7 1 in 2 12 inches = 1 foot 1 foot 2 12 inches Do 12 inches 2 = 1 foot 2 ? No.

8 When working with units of area, you must square the conversion factor for length 1 ft = 12 in 1 ft 2 = 12 2 in 2 = 144 in in 2 = 0.65 ft 2 1 ft in 2

9 Your Turn! How many cubic millimeters are in a cubic meter? Produce two different (yet equivalent) ways of producing the conversion factor!

10 Answer: 1 x 10 9 mm 3 When working with units of volume, you need to cube the length conversion factors Method 1: 1 m = 1,000 mm 1 m 3 = (1,000 mm) * (1,000 mm) * (1,000 mm) 1 m 3 = 1 x 10 9 mm 3 Method 2: 1 m = 1,000 mm (1 m) 3 = (1,000 mm) 3 1 m 3 = 1,000 3 mm 3 1 m 3 = 1 x 10 9 mm 3

11 Proportional Reasoning: “Making difficult problems into easy ones!” ® A car that is traveling at 20 mi/hr requires at least 2 feet to stop at full braking force. If the car were instead traveling at 100 mi/hr with all other factors kept the same, in how many feet could it stop? BUT, with a little proportional reasoning, this problem is quick and easy!

12 v f 2 = v a  x Car comes to a stop: v f = 0 m/s 0 = v a  x   x = -v 0 2 /(2a) This means that the car’s stopping distance (  x) is proportional to the square of its initial velocity (v 0 2 )  x α v 0 2

13 This means that whatever happens to v 0, the square of that will happen to  x! 20 mi/hr 100 mi/hr x5 2 ft 50 ft x25

14 Try it – you’ll like it! Two cars on a racetrack each start off at rest at the origin and have identical accelerations. The only difference between them is that car B accelerates for four times as long as car A. If car A’s position at the end of accelerating is 20 m, what is car B’s position after it is finished accelerating? You will need to reason using the equation x f = x o + v 0 t + ½at 2

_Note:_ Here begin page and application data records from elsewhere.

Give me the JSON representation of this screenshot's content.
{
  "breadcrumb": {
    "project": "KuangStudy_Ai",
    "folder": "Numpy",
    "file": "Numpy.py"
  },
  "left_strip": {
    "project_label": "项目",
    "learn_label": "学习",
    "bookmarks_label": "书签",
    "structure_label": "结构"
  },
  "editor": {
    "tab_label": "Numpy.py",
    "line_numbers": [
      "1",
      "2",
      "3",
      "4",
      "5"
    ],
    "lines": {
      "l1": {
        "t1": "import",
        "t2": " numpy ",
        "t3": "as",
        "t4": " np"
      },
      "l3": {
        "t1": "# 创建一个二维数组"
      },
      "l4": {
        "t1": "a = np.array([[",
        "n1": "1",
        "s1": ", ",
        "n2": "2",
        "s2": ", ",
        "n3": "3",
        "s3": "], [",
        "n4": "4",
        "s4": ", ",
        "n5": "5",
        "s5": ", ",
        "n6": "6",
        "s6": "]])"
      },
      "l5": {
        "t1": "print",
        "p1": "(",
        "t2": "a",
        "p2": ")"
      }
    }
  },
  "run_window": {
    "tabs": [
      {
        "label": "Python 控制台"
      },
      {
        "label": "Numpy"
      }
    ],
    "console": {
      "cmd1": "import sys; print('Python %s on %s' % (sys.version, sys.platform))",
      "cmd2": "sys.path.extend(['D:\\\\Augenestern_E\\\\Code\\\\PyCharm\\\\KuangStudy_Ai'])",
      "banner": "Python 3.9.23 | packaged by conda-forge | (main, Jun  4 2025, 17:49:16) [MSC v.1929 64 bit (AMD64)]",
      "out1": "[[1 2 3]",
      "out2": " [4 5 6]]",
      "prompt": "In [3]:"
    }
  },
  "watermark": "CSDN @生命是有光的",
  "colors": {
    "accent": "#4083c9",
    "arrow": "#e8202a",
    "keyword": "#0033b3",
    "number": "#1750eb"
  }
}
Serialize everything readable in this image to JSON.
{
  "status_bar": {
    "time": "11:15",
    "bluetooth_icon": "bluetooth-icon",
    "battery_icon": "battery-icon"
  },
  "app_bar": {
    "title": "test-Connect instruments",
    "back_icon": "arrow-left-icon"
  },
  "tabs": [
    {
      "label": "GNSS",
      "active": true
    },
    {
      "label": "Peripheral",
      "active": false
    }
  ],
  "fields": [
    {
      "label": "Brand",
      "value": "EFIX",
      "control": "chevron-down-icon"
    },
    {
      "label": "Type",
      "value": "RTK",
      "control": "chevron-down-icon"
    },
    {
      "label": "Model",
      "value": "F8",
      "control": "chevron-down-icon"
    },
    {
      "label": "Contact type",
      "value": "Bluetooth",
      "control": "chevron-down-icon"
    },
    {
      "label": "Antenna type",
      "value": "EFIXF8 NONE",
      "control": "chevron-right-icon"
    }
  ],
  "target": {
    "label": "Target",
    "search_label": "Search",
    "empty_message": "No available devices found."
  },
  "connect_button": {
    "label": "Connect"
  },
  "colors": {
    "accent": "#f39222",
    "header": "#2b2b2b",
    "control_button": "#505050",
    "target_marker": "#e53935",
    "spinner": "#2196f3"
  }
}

15 “start out at rest at the origin”: x 0 = 0, v 0 = 0 x f =½at 2 x f α t 2 If car B is accelerating for four times as long, it will have gone sixteen times as far as car A This means that whatever happens to t, the square of that will happen to x f !

16 Car A: x f = 20 m Car B: x f = 20 x 16 = 320 m If you are ever asked to compare two objects, or you initially feel that you don’t have enough information to solve a problem, chances are that you will need to use proportional reasoning to solve it! Most students are never taught how to use it – the world is yours! You can use it throughout your college education to save time and impress your professors At first, you may want to crunch the numbers to check your answer as you become comfortable with using proportional reasoning.


Download ppt "Today’s Spokesperson is… the person closest to the center aisle!!"

Similar presentations


Ads by Google